PROBLEM TO SOLVE:
All lines containing the string "đừng" must be copied from the entries.

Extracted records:
§
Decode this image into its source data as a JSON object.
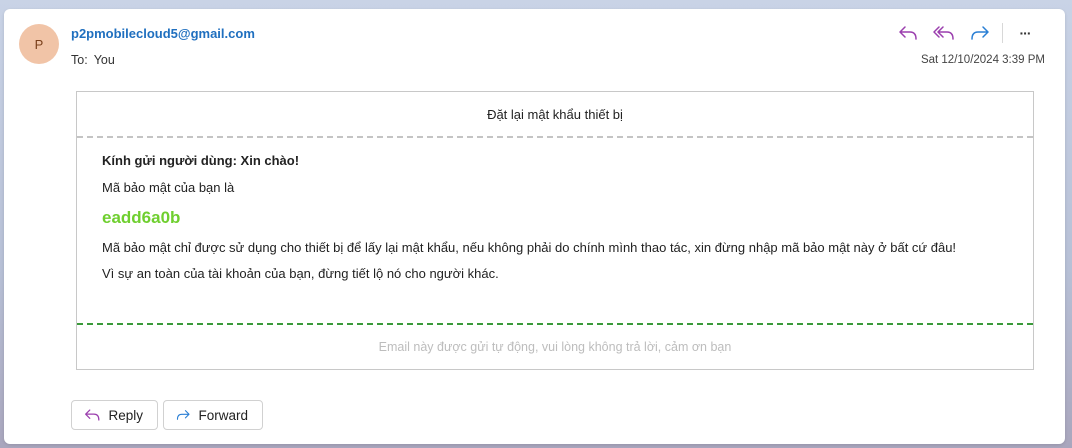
{
  "sender": {
    "initial": "P",
    "email": "p2pmobilecloud5@gmail.com"
  },
  "recipient": {
    "label": "To:",
    "value": "You"
  },
  "date": "Sat 12/10/2024 3:39 PM",
  "toolbar": {
    "icons": [
      "reply-icon",
      "reply-all-icon",
      "forward-icon",
      "more-icon"
    ],
    "more_label": "···"
  },
  "email": {
    "header": "Đặt lại mật khẩu thiết bị",
    "greeting": "Kính gửi người dùng: Xin chào!",
    "intro": "Mã bảo mật của bạn là",
    "code": "eadd6a0b",
    "paragraph1": "Mã bảo mật chỉ được sử dụng cho thiết bị để lấy lại mật khẩu, nếu không phải do chính mình thao tác, xin đừng nhập mã bảo mật này ở bất cứ đâu!",
    "paragraph2": "Vì sự an toàn của tài khoản của bạn, đừng tiết lộ nó cho người khác.",
    "footer": "Email này được gửi tự động, vui lòng không trả lời, cảm ơn bạn"
  },
  "buttons": {
    "reply": "Reply",
    "forward": "Forward"
  },
  "colors": {
    "link": "#1f6fbf",
    "code": "#6fcf2f",
    "reply_icon": "#9b3fae",
    "forward_icon": "#2a7fd4",
    "footer_divider": "#3a9a3a"
  }
}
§
ANSWER TO THE PROBLEM:
    "paragraph1": "Mã bảo mật chỉ được sử dụng cho thiết bị để lấy lại mật khẩu, nếu không phải do chính mình thao tác, xin đừng nhập mã bảo mật này ở bất cứ đâu!",
    "paragraph2": "Vì sự an toàn của tài khoản của bạn, đừng tiết lộ nó cho người khác.",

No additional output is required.